Chairman Lorne Crerar said the agency will “move heaven and earth” to get the funicular running again, but only if a consultation exercise finds there is support for the move among people and businesses in the area.
Mr Crerar, who is stepping down next week from the post he has held for the past eight years, added that HIE recognised whatever action it decides on “there will be a body of people that think it’s the wrong thing to do.”
The funicular has been out of action since September 2018, when structural problems were found in support beams.
A company set up by HIE, Cairngorm Mountain (Scotland) has been running the winter sports resort since the previous operator, appointed by the agency in 2014, went into administration shortly after the railway’s failure.
HIE hired Jura Consultants and Threesixty Architecture to carry out a masterplanning exercise, including extensive local consultation, as it prepares a business case to put to the Scottish Government for extra funding for repair or demolition work.
Millions of pounds will be spent on either option of scrapping the funicular totally or repairing it.
Mr Crerar said: “I think we are in as good a place as we can be to decide what to do.
“That recognises that, whatever we do, there will be a body of people that think it’s the wrong thing to do, but at least it will be based on a complete netting of all the information.”
He added: “Through no fault of ours the funicular ceased to operate and we’ve been left in this very difficult position and we’re damned if we do and we’re damned if we don’t.
“But what we are trying to persuade everyone is that of we are spending huge amounts of energy trying to do the right thing for Badenoch and Strathspey – and we are.”
The HIE chairman said the agency’s “direction of travel” was to repair the funicular.
But, he added: “If the masterplanning exercise comes out that what the community want is something different, it wouldn’t be right for us to pursue a policy that was not in line with what they want to achieve.
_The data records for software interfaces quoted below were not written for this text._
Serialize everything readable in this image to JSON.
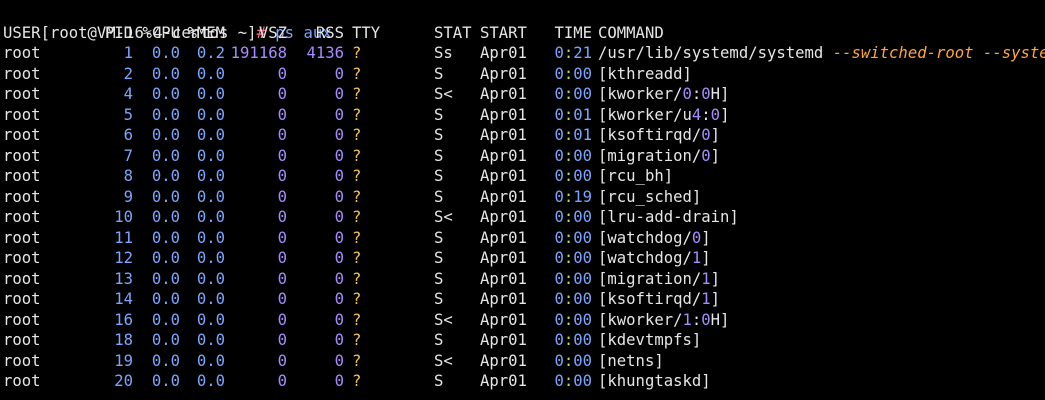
{
  "prompt": {
    "text": "[root@VM-16-4-centos ~]",
    "symbol": "#",
    "command": "ps aux"
  },
  "headers": {
    "user": "USER",
    "pid": "PID",
    "cpu": "%CPU",
    "mem": "%MEM",
    "vsz": "VSZ",
    "rss": "RSS",
    "tty": "TTY",
    "stat": "STAT",
    "start": "START",
    "time": "TIME",
    "command": "COMMAND"
  },
  "colors": {
    "background": "#000000",
    "text": "#e6e6e6",
    "number": "#7aa6ff",
    "size": "#a98bff",
    "accent_green": "#b7e34b",
    "args": "#ffa53b"
  },
  "processes": [
    {
      "user": "root",
      "pid": "1",
      "cpu": "0.0",
      "mem": "0.2",
      "vsz": "191168",
      "rss": "4136",
      "tty": "?",
      "stat": "Ss",
      "start": "Apr01",
      "time_h": "0",
      "time_sep": ":",
      "time_m": "21",
      "cmd_pre": "/usr/lib/systemd/systemd ",
      "cmd_args": "--switched-root --system"
    },
    {
      "user": "root",
      "pid": "2",
      "cpu": "0.0",
      "mem": "0.0",
      "vsz": "0",
      "rss": "0",
      "tty": "?",
      "stat": "S",
      "start": "Apr01",
      "time_h": "0",
      "time_sep": ":",
      "time_m": "00",
      "cmd_pre": "[kthreadd]"
    },
    {
      "user": "root",
      "pid": "4",
      "cpu": "0.0",
      "mem": "0.0",
      "vsz": "0",
      "rss": "0",
      "tty": "?",
      "stat": "S<",
      "start": "Apr01",
      "time_h": "0",
      "time_sep": ":",
      "time_m": "00",
      "cmd_pre": "[kworker/0:0H]"
    },
    {
      "user": "root",
      "pid": "5",
      "cpu": "0.0",
      "mem": "0.0",
      "vsz": "0",
      "rss": "0",
      "tty": "?",
      "stat": "S",
      "start": "Apr01",
      "time_h": "0",
      "time_sep": ":",
      "time_m": "01",
      "cmd_pre": "[kworker/u4:0]"
    },
    {
      "user": "root",
      "pid": "6",
      "cpu": "0.0",
      "mem": "0.0",
      "vsz": "0",
      "rss": "0",
      "tty": "?",
      "stat": "S",
      "start": "Apr01",
      "time_h": "0",
      "time_sep": ":",
      "time_m": "01",
      "cmd_pre": "[ksoftirqd/0]"
    },
    {
      "user": "root",
      "pid": "7",
      "cpu": "0.0",
      "mem": "0.0",
      "vsz": "0",
      "rss": "0",
      "tty": "?",
      "stat": "S",
      "start": "Apr01",
      "time_h": "0",
      "time_sep": ":",
      "time_m": "00",
      "cmd_pre": "[migration/0]"
    },
    {
      "user": "root",
      "pid": "8",
      "cpu": "0.0",
      "mem": "0.0",
      "vsz": "0",
      "rss": "0",
      "tty": "?",
      "stat": "S",
      "start": "Apr01",
      "time_h": "0",
      "time_sep": ":",
      "time_m": "00",
      "cmd_pre": "[rcu_bh]"
    },
    {
      "user": "root",
      "pid": "9",
      "cpu": "0.0",
      "mem": "0.0",
      "vsz": "0",
      "rss": "0",
      "tty": "?",
      "stat": "S",
      "start": "Apr01",
      "time_h": "0",
      "time_sep": ":",
      "time_m": "19",
      "cmd_pre": "[rcu_sched]"
    },
    {
      "user": "root",
      "pid": "10",
      "cpu": "0.0",
      "mem": "0.0",
      "vsz": "0",
      "rss": "0",
      "tty": "?",
      "stat": "S<",
      "start": "Apr01",
      "time_h": "0",
      "time_sep": ":",
      "time_m": "00",
      "cmd_pre": "[lru-add-drain]"
    },
    {
      "user": "root",
      "pid": "11",
      "cpu": "0.0",
      "mem": "0.0",
      "vsz": "0",
      "rss": "0",
      "tty": "?",
      "stat": "S",
      "start": "Apr01",
      "time_h": "0",
      "time_sep": ":",
      "time_m": "00",
      "cmd_pre": "[watchdog/0]"
    },
    {
      "user": "root",
      "pid": "12",
      "cpu": "0.0",
      "mem": "0.0",
      "vsz": "0",
      "rss": "0",
      "tty": "?",
      "stat": "S",
      "start": "Apr01",
      "time_h": "0",
      "time_sep": ":",
      "time_m": "00",
      "cmd_pre": "[watchdog/1]"
    },
    {
      "user": "root",
      "pid": "13",
      "cpu": "0.0",
      "mem": "0.0",
      "vsz": "0",
      "rss": "0",
      "tty": "?",
      "stat": "S",
      "start": "Apr01",
      "time_h": "0",
      "time_sep": ":",
      "time_m": "00",
      "cmd_pre": "[migration/1]"
    },
    {
      "user": "root",
      "pid": "14",
      "cpu": "0.0",
      "mem": "0.0",
      "vsz": "0",
      "rss": "0",
      "tty": "?",
      "stat": "S",
      "start": "Apr01",
      "time_h": "0",
      "time_sep": ":",
      "time_m": "00",
      "cmd_pre": "[ksoftirqd/1]"
    },
    {
      "user": "root",
      "pid": "16",
      "cpu": "0.0",
      "mem": "0.0",
      "vsz": "0",
      "rss": "0",
      "tty": "?",
      "stat": "S<",
      "start": "Apr01",
      "time_h": "0",
      "time_sep": ":",
      "time_m": "00",
      "cmd_pre": "[kworker/1:0H]"
    },
    {
      "user": "root",
      "pid": "18",
      "cpu": "0.0",
      "mem": "0.0",
      "vsz": "0",
      "rss": "0",
      "tty": "?",
      "stat": "S",
      "start": "Apr01",
      "time_h": "0",
      "time_sep": ":",
      "time_m": "00",
      "cmd_pre": "[kdevtmpfs]"
    },
    {
      "user": "root",
      "pid": "19",
      "cpu": "0.0",
      "mem": "0.0",
      "vsz": "0",
      "rss": "0",
      "tty": "?",
      "stat": "S<",
      "start": "Apr01",
      "time_h": "0",
      "time_sep": ":",
      "time_m": "00",
      "cmd_pre": "[netns]"
    },
    {
      "user": "root",
      "pid": "20",
      "cpu": "0.0",
      "mem": "0.0",
      "vsz": "0",
      "rss": "0",
      "tty": "?",
      "stat": "S",
      "start": "Apr01",
      "time_h": "0",
      "time_sep": ":",
      "time_m": "00",
      "cmd_pre": "[khungtaskd]"
    }
  ]
}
“But I’m pretty condfident that if repairing the funicular is what people want to see and economic impact is the key feature of it, then we’ll move heaven and earth to make sure that happens.”